There was an interesting response comparing it to diplomatic immunity, as an understanding that people from different cultures might need legal protections from out own laws. The main purpose of it was to make sure that government relations can function even during difficult periods (IE- Armed conflicts.) Both sides benefited when the envoys were safe, even if there were incentives for various actors to punish agents of a rival power. So a key aspect of diplomatic immunity is making sure that envoys aren’t treated worse than your own citizens (which can also be applied to schools in the sense that students should understand that others will want to take advantage of the same resources they do, and that students from other cultures shouldn’t be lower on any hierarchy, etc.) I’m sure differing cultural norms play a role in potential diplomatic conflicts, especially in peacetime. It’s part of why the home country can waive immunity in situations where something is illegal in both jurisdictions.
There was one comment about how kids are quite rude when they’re playing video games. Students should be encouraged to at least tolerate other cultures, although there are plenty of factors influencing someone playing video games online who says “It’s not polite to not speak English in front of Americans” beyond what they’ve been told in school. Teachers shouldn’t contribute to that kind of worldview, but I doubt that teachers can unilaterally stamp it out. And I think that the idea that cultures should bend should be opposed, regardless of whether an American says it, or someone who doesn’t like aspects of modern American culture.
One classmate brought up the West Wing’s 9/11 episode and laws protecting the culture of Native Americans. Technically, this would be an argument for cultural relativism, but Native American cultures had their own problems. An individual’s odds of dying violently in a tribal society are higher than in most of the alternatives.
I’m a West Wing fan, and I remember that episode. I do recognize the major divide between the cultures that prefer pluralism versus those that want to impose their values on others. Cultural relativists tend to be pluralists, although there is the potential of being too accommodating of the people who want to destroy their institution. It reminds me of an Onion headline “ACLU defends right of Neonazis to burn down ACLU headquarters.”

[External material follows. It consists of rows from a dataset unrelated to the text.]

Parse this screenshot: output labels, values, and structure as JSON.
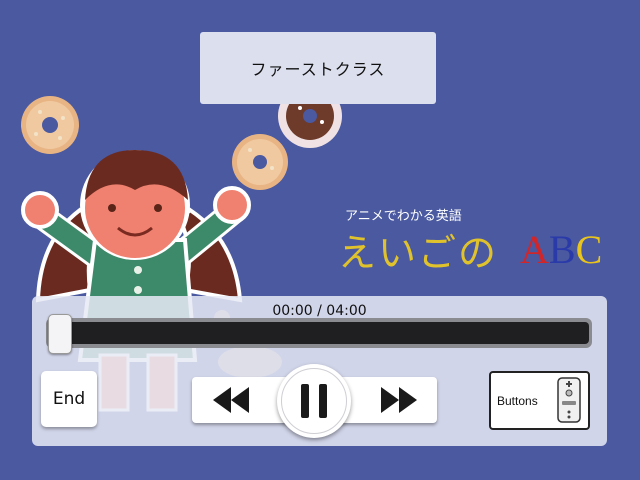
{
  "title": "ファーストクラス",
  "logo": {
    "subtitle": "アニメでわかる英語",
    "kana": "えいごの",
    "abc": [
      "A",
      "B",
      "C"
    ]
  },
  "player": {
    "time": "00:00 / 04:00",
    "progress": 0,
    "end_label": "End",
    "buttons_label": "Buttons"
  },
  "icons": {
    "rewind": "rewind-icon",
    "pause": "pause-icon",
    "fast_forward": "fast-forward-icon",
    "remote": "wii-remote-icon"
  },
  "colors": {
    "background": "#4a59a0",
    "logo_kana": "#e0c22c",
    "logo_a": "#d0262a",
    "logo_b": "#2a3aa8",
    "logo_c": "#e8c41c"
  }
}
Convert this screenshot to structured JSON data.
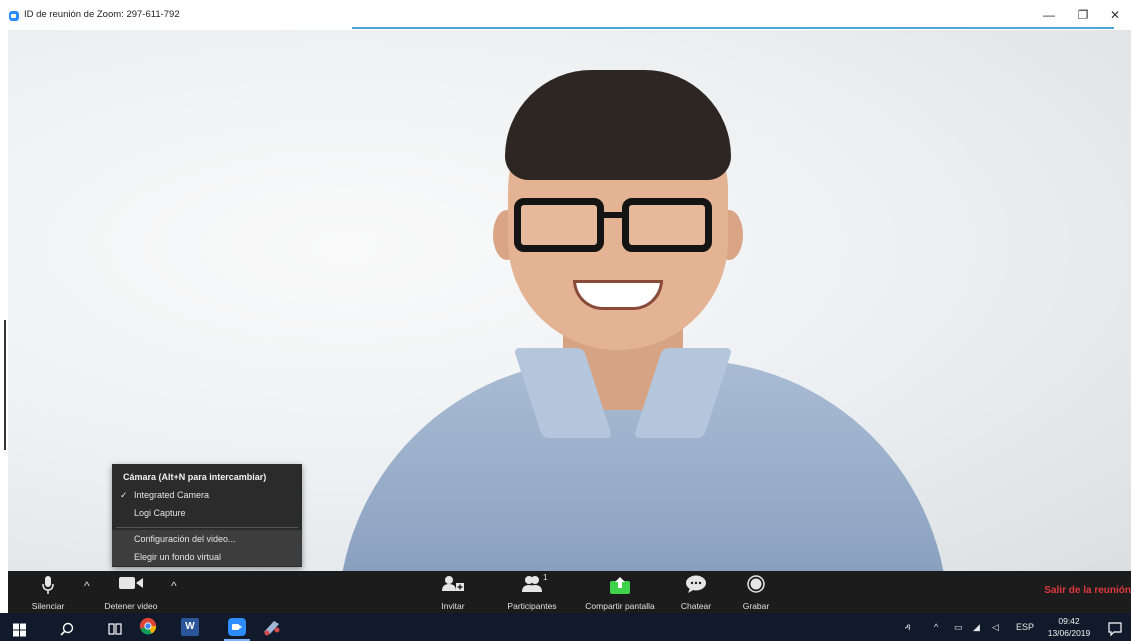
{
  "window": {
    "title": "ID de reunión de Zoom: 297-611-792",
    "minimize_glyph": "—",
    "maximize_glyph": "❐",
    "close_glyph": "✕"
  },
  "camera_menu": {
    "header": "Cámara (Alt+N para intercambiar)",
    "items": [
      {
        "label": "Integrated Camera",
        "checked": true
      },
      {
        "label": "Logi Capture",
        "checked": false
      },
      {
        "label": "Configuración del video...",
        "checked": false
      },
      {
        "label": "Elegir un fondo virtual",
        "checked": false
      }
    ],
    "check_glyph": "✓"
  },
  "controls": {
    "mute_label": "Silenciar",
    "video_label": "Detener video",
    "invite_label": "Invitar",
    "participants_label": "Participantes",
    "participants_count": "1",
    "share_label": "Compartir pantalla",
    "chat_label": "Chatear",
    "record_label": "Grabar",
    "leave_label": "Salir de la reunión",
    "caret_glyph": "^"
  },
  "taskbar": {
    "language": "ESP",
    "time": "09:42",
    "date": "13/06/2019",
    "word_glyph": "W"
  },
  "colors": {
    "zoom_blue": "#2D8CFF",
    "share_green": "#3fd24a",
    "leave_red": "#e0383e",
    "control_bar": "#1c1c1c",
    "taskbar": "#111a2b"
  }
}
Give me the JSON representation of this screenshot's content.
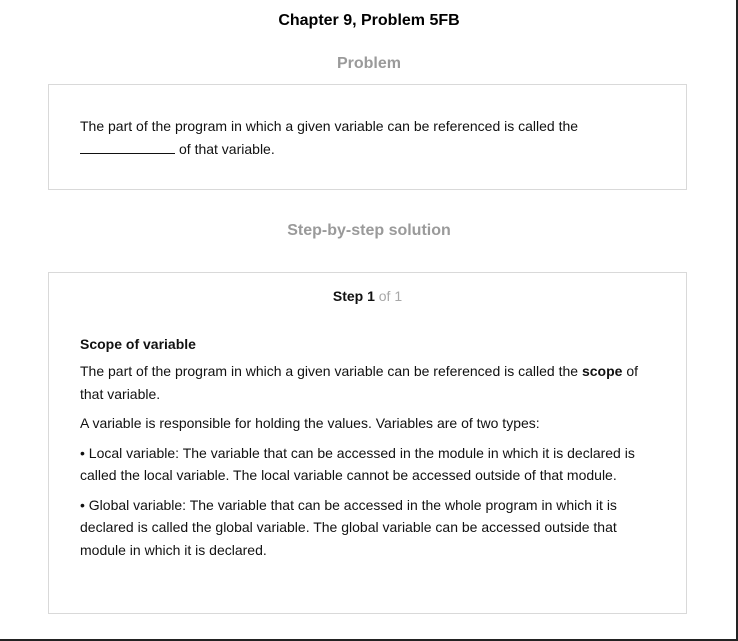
{
  "page": {
    "chapter_title": "Chapter 9, Problem 5FB"
  },
  "problem": {
    "heading": "Problem",
    "text_before_blank": "The part of the program in which a given variable can be referenced is called the",
    "text_after_blank": "of that variable."
  },
  "solution": {
    "heading": "Step-by-step solution",
    "step_word": "Step 1",
    "step_of": "of 1",
    "title": "Scope of variable",
    "para1_before": "The part of the program in which a given variable can be referenced is called the",
    "para1_bold": "scope",
    "para1_after": "of that variable.",
    "para2": "A variable is responsible for holding the values. Variables are of two types:",
    "para3": "• Local variable: The variable that can be accessed in the module in which it is declared is called the local variable. The local variable cannot be accessed outside of that module.",
    "para4": "• Global variable: The variable that can be accessed in the whole program in which it is declared is called the global variable. The global variable can be accessed outside that module in which it is declared."
  }
}
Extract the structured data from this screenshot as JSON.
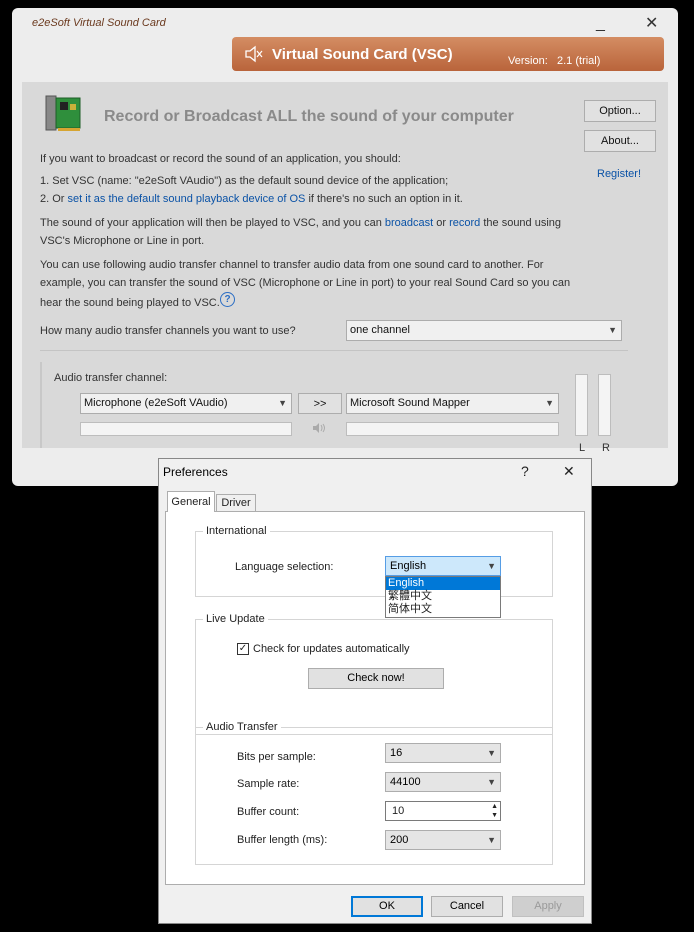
{
  "main": {
    "title": "e2eSoft Virtual Sound Card",
    "minimize": "_",
    "close": "✕",
    "banner": {
      "title": "Virtual Sound Card (VSC)",
      "version_label": "Version:",
      "version_value": "2.1 (trial)",
      "icon": "speaker-icon"
    },
    "headline": "Record or Broadcast ALL the sound of your computer",
    "buttons": {
      "option": "Option...",
      "about": "About...",
      "register": "Register!"
    },
    "intro": "If you want to broadcast or record the sound of an application, you should:",
    "step1": "1. Set VSC (name: \"e2eSoft VAudio\") as the default sound device of the application;",
    "step2_prefix": "2. Or ",
    "step2_link": "set it as the default sound playback device of OS",
    "step2_suffix": " if there's no such an option in it.",
    "para2_a": "The sound of your application will then be played to VSC, and you can ",
    "para2_broadcast": "broadcast",
    "para2_or": " or ",
    "para2_record": "record",
    "para2_b": " the sound using",
    "para2_line2": "VSC's Microphone or Line in port.",
    "para3_line1": "You can use following audio transfer channel to transfer audio data from one sound card to another. For",
    "para3_line2": "example, you can transfer the sound of VSC (Microphone or Line in port) to your real Sound Card so you can",
    "para3_line3": "hear the sound being played to VSC.",
    "help_icon": "?",
    "channels_question": "How many audio transfer channels you want to use?",
    "channels_value": "one channel",
    "transfer": {
      "label": "Audio transfer channel:",
      "source": "Microphone (e2eSoft VAudio)",
      "arrow_button": ">>",
      "target": "Microsoft Sound Mapper",
      "left_label": "L",
      "right_label": "R"
    }
  },
  "dialog": {
    "title": "Preferences",
    "help": "?",
    "close": "✕",
    "tabs": [
      "General",
      "Driver"
    ],
    "international": {
      "legend": "International",
      "language_label": "Language selection:",
      "language_value": "English",
      "options": [
        "English",
        "繁體中文",
        "简体中文"
      ]
    },
    "live_update": {
      "legend": "Live Update",
      "checkbox_label": "Check for updates automatically",
      "checked": true,
      "check_now": "Check now!"
    },
    "audio_transfer": {
      "legend": "Audio Transfer",
      "bits_label": "Bits per sample:",
      "bits_value": "16",
      "rate_label": "Sample rate:",
      "rate_value": "44100",
      "count_label": "Buffer count:",
      "count_value": "10",
      "length_label": "Buffer length (ms):",
      "length_value": "200"
    },
    "buttons": {
      "ok": "OK",
      "cancel": "Cancel",
      "apply": "Apply"
    }
  }
}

There were some comparisons to the past, and how we’re doing horrible things now as a society, like denying gay men and women marriage licenses. My feeling was thaat we shouldn’t fall into the trap of thinking that things were better in the past. Denying people marriage licenses because of gay marriage isn’t a new thing. Textbooks have always rewritten history; we’re just more aware of it now.